Weight Watchers announced that its app will now sync with activity trackers Jawbone and Fitbit so that users of the diet and food logging program can see how their fitness data correlates with their nutrition data.
“Losing weight and keeping it off is best achieved by focusing on both eating and activity, and most of us need skills and support to do both,” Weight Watchers Chief Scientific Officer Gary Foster said in a statement. “Weight Watchers helps people make better food decisions, and devices and apps monitor activity. Integrating them can equip people with an ideal combination of resources to achieve their goals.”
Though the app only integrates with Jawbone and Fitbit so far, the company said they plan to add integration with other popular fitness devices and apps soon. After the trackers integrate their data, the Weight Watcher’s app converts the fitness information in PointsPlus values, an existing measure of health based on calories and other nutritional factors. This allows users of Weight Watchers to measure PointsPlus values of nutrition and exercise.
Before the integration, Weight Watchers offered members the option to purchase an activity tracker, made by Philips, to calculate their PointsPlus values. Weight Watchers began offering this activity tracker, called ActiveLink, to its members in late 2012. Since then the company has sold more than 400,000 of the dedicated fitness tracking devices and the service component has about 10 percent penetration into Weight Watchers member base, the company said.

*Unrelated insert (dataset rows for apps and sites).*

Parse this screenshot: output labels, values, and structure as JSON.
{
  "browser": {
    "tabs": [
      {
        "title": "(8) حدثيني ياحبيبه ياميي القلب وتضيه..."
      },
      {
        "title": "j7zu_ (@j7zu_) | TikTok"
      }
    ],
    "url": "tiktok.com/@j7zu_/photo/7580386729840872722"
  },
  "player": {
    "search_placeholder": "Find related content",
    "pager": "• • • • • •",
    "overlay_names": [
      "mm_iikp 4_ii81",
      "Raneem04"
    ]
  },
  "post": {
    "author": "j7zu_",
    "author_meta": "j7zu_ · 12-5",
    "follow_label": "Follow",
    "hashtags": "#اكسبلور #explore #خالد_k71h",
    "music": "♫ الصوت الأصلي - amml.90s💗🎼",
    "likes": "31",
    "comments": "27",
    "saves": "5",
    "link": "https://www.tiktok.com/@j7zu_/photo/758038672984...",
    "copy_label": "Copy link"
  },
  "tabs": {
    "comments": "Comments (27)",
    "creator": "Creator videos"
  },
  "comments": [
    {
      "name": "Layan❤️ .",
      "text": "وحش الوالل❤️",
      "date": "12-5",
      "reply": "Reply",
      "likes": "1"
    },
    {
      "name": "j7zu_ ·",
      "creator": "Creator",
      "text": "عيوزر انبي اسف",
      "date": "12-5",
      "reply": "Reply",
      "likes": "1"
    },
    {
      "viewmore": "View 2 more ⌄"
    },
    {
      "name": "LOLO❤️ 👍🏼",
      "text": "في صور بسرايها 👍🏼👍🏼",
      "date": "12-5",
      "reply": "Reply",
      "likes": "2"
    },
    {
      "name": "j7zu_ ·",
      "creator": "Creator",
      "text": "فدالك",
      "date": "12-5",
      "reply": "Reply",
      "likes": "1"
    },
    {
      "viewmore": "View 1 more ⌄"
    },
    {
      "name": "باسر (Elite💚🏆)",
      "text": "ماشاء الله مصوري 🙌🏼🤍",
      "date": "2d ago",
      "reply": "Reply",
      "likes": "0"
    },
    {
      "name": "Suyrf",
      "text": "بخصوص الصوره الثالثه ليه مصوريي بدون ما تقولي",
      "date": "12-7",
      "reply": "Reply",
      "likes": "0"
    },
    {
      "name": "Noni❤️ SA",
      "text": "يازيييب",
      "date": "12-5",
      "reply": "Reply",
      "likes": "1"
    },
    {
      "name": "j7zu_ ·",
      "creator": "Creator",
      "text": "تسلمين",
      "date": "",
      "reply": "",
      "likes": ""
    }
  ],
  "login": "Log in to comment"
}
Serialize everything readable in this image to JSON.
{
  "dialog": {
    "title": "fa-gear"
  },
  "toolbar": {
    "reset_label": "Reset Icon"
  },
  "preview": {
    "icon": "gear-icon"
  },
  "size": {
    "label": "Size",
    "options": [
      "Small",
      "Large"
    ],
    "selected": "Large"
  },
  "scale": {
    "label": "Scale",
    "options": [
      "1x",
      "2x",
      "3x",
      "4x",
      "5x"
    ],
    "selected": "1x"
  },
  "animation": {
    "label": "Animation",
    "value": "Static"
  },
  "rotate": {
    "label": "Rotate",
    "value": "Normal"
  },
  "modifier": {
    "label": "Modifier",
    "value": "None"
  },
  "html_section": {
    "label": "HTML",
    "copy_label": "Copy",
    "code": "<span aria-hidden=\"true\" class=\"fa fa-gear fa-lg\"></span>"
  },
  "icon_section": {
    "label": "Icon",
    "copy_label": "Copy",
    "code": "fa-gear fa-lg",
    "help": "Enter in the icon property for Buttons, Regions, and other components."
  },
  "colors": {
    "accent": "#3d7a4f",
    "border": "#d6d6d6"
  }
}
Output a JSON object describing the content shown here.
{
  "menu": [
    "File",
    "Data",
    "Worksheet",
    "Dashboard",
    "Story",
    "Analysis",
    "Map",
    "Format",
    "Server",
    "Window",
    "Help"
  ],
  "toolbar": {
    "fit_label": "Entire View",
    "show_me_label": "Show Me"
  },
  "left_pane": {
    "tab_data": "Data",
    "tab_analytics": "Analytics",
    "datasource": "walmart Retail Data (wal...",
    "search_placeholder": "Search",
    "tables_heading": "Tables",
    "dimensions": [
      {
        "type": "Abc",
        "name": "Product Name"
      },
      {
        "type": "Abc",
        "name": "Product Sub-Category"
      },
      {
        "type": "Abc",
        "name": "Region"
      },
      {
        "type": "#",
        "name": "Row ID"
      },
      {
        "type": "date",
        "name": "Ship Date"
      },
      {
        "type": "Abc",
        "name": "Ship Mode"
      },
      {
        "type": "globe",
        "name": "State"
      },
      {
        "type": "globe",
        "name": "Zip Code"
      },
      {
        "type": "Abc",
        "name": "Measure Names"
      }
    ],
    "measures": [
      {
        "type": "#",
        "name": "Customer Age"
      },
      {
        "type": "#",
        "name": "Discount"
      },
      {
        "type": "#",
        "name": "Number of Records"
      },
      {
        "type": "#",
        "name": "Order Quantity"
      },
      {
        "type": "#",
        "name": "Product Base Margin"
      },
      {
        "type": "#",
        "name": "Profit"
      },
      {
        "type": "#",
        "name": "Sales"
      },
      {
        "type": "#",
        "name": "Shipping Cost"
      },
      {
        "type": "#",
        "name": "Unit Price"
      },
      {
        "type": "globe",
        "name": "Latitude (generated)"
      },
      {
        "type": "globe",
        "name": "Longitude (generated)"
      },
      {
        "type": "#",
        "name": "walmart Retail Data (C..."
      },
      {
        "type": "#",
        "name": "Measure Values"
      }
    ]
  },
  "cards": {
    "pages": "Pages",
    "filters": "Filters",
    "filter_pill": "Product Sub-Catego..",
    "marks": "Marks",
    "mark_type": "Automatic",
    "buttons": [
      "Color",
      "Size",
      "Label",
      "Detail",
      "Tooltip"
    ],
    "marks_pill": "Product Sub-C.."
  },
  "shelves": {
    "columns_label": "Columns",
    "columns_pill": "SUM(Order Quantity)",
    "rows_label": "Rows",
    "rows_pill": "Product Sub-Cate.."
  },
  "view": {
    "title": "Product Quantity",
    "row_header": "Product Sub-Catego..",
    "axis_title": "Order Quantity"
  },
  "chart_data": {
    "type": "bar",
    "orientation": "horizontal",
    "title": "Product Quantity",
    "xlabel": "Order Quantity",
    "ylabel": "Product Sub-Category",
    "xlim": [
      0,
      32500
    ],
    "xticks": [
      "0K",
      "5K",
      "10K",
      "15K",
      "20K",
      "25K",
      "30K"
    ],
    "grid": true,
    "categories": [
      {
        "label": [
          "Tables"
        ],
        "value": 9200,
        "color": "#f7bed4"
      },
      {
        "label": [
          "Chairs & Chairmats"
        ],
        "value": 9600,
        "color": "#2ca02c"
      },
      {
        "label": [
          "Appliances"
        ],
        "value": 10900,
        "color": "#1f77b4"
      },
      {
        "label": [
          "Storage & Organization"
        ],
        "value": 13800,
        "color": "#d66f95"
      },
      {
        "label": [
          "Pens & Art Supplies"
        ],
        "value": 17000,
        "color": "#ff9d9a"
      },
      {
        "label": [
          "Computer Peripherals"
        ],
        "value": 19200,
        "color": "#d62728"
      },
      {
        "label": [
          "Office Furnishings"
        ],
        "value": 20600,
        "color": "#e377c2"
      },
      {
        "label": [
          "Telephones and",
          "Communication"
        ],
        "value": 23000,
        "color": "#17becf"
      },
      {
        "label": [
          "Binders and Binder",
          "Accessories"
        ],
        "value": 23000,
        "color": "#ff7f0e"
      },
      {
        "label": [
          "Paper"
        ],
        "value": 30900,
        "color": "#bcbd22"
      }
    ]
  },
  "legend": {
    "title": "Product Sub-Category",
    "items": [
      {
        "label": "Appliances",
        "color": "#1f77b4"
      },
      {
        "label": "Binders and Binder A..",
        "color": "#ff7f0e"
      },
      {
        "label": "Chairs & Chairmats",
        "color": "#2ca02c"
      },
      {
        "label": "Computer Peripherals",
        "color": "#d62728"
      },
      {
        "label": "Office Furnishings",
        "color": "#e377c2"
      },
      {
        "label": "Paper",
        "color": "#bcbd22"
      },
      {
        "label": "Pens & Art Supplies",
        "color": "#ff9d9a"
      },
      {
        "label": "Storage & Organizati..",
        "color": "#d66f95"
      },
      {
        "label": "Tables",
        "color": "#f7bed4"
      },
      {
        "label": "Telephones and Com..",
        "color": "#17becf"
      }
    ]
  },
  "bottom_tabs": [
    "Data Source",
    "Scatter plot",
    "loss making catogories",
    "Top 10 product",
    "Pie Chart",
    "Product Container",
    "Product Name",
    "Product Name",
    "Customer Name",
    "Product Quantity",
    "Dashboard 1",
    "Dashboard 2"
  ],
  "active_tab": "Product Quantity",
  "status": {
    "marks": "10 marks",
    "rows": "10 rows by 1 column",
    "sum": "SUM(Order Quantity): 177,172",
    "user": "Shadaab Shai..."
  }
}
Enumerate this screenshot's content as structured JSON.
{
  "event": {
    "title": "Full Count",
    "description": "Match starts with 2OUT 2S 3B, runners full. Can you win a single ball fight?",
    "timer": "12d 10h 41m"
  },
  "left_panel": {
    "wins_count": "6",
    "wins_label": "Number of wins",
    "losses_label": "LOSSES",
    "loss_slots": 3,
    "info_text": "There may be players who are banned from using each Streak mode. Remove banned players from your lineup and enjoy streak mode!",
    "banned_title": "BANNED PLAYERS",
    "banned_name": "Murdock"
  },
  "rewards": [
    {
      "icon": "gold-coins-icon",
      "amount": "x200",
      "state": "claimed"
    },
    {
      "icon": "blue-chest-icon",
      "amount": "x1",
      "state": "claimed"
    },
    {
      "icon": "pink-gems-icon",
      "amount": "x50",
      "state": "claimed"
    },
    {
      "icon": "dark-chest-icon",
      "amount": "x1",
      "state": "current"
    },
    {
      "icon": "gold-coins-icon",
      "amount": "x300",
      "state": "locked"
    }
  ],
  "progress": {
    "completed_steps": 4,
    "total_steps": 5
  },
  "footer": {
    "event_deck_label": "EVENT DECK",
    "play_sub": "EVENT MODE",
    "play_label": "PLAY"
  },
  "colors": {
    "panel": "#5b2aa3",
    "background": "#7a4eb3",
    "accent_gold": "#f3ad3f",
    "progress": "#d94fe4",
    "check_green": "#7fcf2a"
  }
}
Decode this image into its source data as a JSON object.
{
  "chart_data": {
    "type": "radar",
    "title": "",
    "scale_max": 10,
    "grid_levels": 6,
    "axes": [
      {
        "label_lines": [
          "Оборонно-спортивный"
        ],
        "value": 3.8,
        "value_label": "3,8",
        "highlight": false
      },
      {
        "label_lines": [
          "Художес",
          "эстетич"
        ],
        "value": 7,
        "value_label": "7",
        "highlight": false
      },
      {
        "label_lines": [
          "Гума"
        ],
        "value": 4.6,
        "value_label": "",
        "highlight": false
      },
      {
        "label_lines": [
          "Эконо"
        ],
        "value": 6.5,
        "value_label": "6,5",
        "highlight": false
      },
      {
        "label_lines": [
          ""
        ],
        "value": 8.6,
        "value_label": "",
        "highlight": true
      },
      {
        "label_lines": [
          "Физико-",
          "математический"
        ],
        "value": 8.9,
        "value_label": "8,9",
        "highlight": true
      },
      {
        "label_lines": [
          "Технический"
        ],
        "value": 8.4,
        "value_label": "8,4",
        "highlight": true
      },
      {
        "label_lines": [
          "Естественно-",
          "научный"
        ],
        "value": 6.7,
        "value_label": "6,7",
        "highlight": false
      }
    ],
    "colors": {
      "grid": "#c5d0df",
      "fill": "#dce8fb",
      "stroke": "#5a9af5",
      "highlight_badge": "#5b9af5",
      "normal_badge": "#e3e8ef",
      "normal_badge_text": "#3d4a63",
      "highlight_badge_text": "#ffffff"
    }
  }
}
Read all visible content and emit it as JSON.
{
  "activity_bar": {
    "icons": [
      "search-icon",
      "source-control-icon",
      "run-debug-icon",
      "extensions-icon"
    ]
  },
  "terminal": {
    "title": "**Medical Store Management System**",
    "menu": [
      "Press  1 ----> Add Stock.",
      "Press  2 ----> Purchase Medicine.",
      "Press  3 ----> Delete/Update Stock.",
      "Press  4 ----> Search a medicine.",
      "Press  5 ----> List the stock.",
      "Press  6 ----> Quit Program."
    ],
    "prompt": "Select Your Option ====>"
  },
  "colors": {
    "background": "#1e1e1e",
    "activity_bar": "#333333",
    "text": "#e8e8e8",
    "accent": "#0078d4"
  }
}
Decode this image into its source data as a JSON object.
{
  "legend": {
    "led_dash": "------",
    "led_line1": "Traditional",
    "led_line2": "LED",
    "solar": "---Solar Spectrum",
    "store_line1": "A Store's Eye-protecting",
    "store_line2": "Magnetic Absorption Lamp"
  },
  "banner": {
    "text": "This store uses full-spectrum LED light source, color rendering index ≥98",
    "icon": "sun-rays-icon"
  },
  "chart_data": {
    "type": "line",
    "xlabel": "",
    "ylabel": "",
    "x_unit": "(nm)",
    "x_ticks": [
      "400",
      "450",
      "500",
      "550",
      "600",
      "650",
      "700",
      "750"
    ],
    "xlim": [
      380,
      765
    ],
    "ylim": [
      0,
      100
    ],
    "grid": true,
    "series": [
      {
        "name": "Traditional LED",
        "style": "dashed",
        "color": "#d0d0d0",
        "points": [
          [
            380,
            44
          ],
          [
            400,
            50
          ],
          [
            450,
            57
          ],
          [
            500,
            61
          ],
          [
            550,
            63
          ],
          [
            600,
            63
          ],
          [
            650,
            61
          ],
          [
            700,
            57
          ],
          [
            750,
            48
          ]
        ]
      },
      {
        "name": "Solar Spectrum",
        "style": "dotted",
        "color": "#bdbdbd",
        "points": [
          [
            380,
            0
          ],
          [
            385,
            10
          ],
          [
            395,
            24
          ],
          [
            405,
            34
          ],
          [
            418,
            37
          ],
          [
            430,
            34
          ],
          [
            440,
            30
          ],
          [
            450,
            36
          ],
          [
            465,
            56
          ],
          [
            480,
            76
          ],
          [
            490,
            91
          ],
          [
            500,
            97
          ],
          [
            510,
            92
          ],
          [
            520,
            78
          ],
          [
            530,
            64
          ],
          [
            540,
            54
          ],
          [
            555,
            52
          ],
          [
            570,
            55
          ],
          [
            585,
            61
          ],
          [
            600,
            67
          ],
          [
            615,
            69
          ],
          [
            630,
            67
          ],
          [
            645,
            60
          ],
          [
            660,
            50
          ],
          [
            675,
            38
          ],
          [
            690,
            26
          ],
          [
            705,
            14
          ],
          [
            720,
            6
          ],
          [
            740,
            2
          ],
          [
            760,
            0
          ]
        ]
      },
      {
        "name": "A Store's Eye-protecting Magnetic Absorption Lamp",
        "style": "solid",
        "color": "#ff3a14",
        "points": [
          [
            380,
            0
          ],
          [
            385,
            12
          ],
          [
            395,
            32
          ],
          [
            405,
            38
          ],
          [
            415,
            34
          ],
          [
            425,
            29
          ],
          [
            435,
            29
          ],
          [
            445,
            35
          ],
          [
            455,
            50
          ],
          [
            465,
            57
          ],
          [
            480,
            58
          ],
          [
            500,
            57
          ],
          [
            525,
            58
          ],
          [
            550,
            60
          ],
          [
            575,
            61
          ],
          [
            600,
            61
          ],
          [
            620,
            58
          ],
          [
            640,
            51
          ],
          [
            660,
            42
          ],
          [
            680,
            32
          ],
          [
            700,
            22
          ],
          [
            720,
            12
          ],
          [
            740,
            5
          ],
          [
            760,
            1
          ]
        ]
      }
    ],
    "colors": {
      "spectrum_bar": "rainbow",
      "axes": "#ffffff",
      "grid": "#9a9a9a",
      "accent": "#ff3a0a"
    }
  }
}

Tags: clinical activity tracker | FDA | FDA 510(k) clearance | Global Kinetics Corporation | Personal KinetiGraph | wearable activity tracker |
Yet another clinically-focused, activity tracking wearable has now been cleared by the FDA, this one aimed specifically at the monitoring and treatment of Parkinson’s disease. The Personal KinetiGraph, from Melbourne, Australia-based Global Kinetics Corporation, “offers comprehensive, automated reporting of a Parkinson’s disease patient’s movements so that neurologists and other physicians can more easily identify changes in movement symptoms to assist in decisions to optimize therapy,” according to the company.
“Monitoring changes in a patient’s movement symptoms is a critical element in the treatment of Parkinson’s and many other movement disorders, but it can be difficult for both patients and healthcare providers to identify and assess changes in movement symptoms effectively,” Andrew Maxwell, managing director and CEO of Global Kinetics Corporation, said in a statement. “The Personal KinetiGraph provides clinicians with a clear and accurate assessment of the patient experience outside of office visits and examinations.” Keep reading>>
Tags: Apple Watch | Apple Watch sensors | calories burned tracking | heart rate sensing | noninvasive glucose sensing | pulse rate sensor | sleep monitoring | smart alarm | SmartWatch | wristworn wearables |
The Apple Watch, announced on-stage at an event in California yesterday, didn’t live up to the rumors that it would offer advanced health sensing — rumors that built up around the “iWatch” thanks to months of reports about Apple’s growing team of medical sensor experts.
Why did Apple hire a sleep expert like Roy J.E.M. Raymann from Philips Research — a senior scientist at Philips Research who founded the Philips Sleep Experience Laboratory and who led projects related to sleep and activity monitoring — if its wearable doesn’t track sleep? While app developers or even Apple itself could take advantage of the sensors already built-in to the Apple Watch to add sleep tracking features, that probably won’t make it a popular sleep tracker. At least not if you want it to wear it during the day too, because it needs to be charged at night.
“There’s a lot of new technology packed into Apple Watch and we think people will love using it throughout the day,” An Apple spokesperson explained to Re/Code on the sidelines of the Apple event yesterday. “We anticipate that people will charge nightly, which is why we designed an innovative charging solution that combines our MagSafe technology and inductive charging.”
Sleep tracking looks to be a long shot for Apple Watch owners any time soon, but Raymann isn’t the only recent Apple hire that may seem puzzling now. Keep reading>>